Page 23 - In every work regard the writer's end, Since none can compass more than they intend; And if the means be just, the conduct true, Applause, in spite of trivial faults, is due.
Page 24 - Croly — are very much those of the epic. It invests individuals with an absorbing interest — it hurries them rapidly through crowding and exacting events, in a narrow space of time — it requires the same unities of plan, of purpose, and of harmony of parts, and it seeks for its adventures among the wild and wonderful.

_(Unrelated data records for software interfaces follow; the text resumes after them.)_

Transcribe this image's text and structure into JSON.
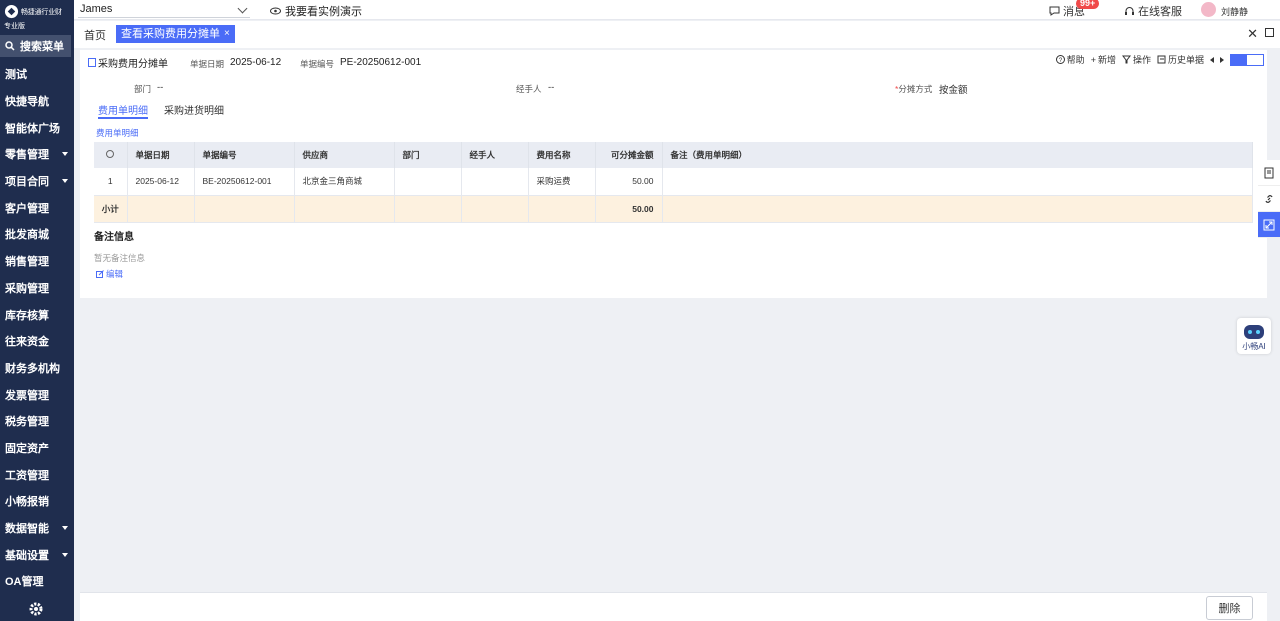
{
  "brand": {
    "name": "畅捷通行业财",
    "edition": "专业版"
  },
  "sidebar": {
    "search_label": "搜索菜单",
    "items": [
      {
        "label": "测试",
        "has_children": false
      },
      {
        "label": "快捷导航",
        "has_children": false
      },
      {
        "label": "智能体广场",
        "has_children": false
      },
      {
        "label": "零售管理",
        "has_children": true
      },
      {
        "label": "项目合同",
        "has_children": true
      },
      {
        "label": "客户管理",
        "has_children": false
      },
      {
        "label": "批发商城",
        "has_children": false
      },
      {
        "label": "销售管理",
        "has_children": false
      },
      {
        "label": "采购管理",
        "has_children": false
      },
      {
        "label": "库存核算",
        "has_children": false
      },
      {
        "label": "往来资金",
        "has_children": false
      },
      {
        "label": "财务多机构",
        "has_children": false
      },
      {
        "label": "发票管理",
        "has_children": false
      },
      {
        "label": "税务管理",
        "has_children": false
      },
      {
        "label": "固定资产",
        "has_children": false
      },
      {
        "label": "工资管理",
        "has_children": false
      },
      {
        "label": "小畅报销",
        "has_children": false
      },
      {
        "label": "数据智能",
        "has_children": true
      },
      {
        "label": "基础设置",
        "has_children": true
      },
      {
        "label": "OA管理",
        "has_children": false
      }
    ]
  },
  "topbar": {
    "user_select": "James",
    "demo_label": "我要看实例演示",
    "messages_label": "消息",
    "messages_badge": "99+",
    "service_label": "在线客服",
    "username": "刘静静"
  },
  "tabs": {
    "home": "首页",
    "active": "查看采购费用分摊单",
    "close": "×"
  },
  "document": {
    "title": "采购费用分摊单",
    "date_label": "单据日期",
    "date_value": "2025-06-12",
    "number_label": "单据编号",
    "number_value": "PE-20250612-001",
    "actions": {
      "help": "帮助",
      "new": "新增",
      "operate": "操作",
      "history": "历史单据"
    },
    "fields": {
      "department_label": "部门",
      "department_value": "--",
      "handler_label": "经手人",
      "handler_value": "--",
      "alloc_label": "分摊方式",
      "alloc_value": "按金额"
    },
    "subtabs": {
      "expense_detail": "费用单明细",
      "purchase_detail": "采购进货明细"
    },
    "section_link": "费用单明细"
  },
  "table": {
    "headers": [
      "单据日期",
      "单据编号",
      "供应商",
      "部门",
      "经手人",
      "费用名称",
      "可分摊金额",
      "备注（费用单明细）"
    ],
    "rows": [
      {
        "index": "1",
        "date": "2025-06-12",
        "number": "BE-20250612-001",
        "supplier": "北京金三角商城",
        "dept": "",
        "handler": "",
        "expense": "采购运费",
        "amount": "50.00",
        "note": ""
      }
    ],
    "subtotal_label": "小计",
    "subtotal_amount": "50.00"
  },
  "notes": {
    "title": "备注信息",
    "empty": "暂无备注信息",
    "edit": "编辑"
  },
  "ai": {
    "label": "小畅AI"
  },
  "footer": {
    "delete_label": "删除"
  },
  "colors": {
    "sidebar": "#1f2d4e",
    "accent": "#4a6cf7",
    "subtotal_bg": "#fdf1df",
    "badge": "#f04a4a"
  }
}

Page 24 - When I say that our Romance is the substitute of modern times for the epic or the drama, I do not mean to say that they are exactly the same things, and yet, examined thoroughly . . . the differences between them are very slight. These differences depend upon the material employed, rather than upon the particular mode in which it is used.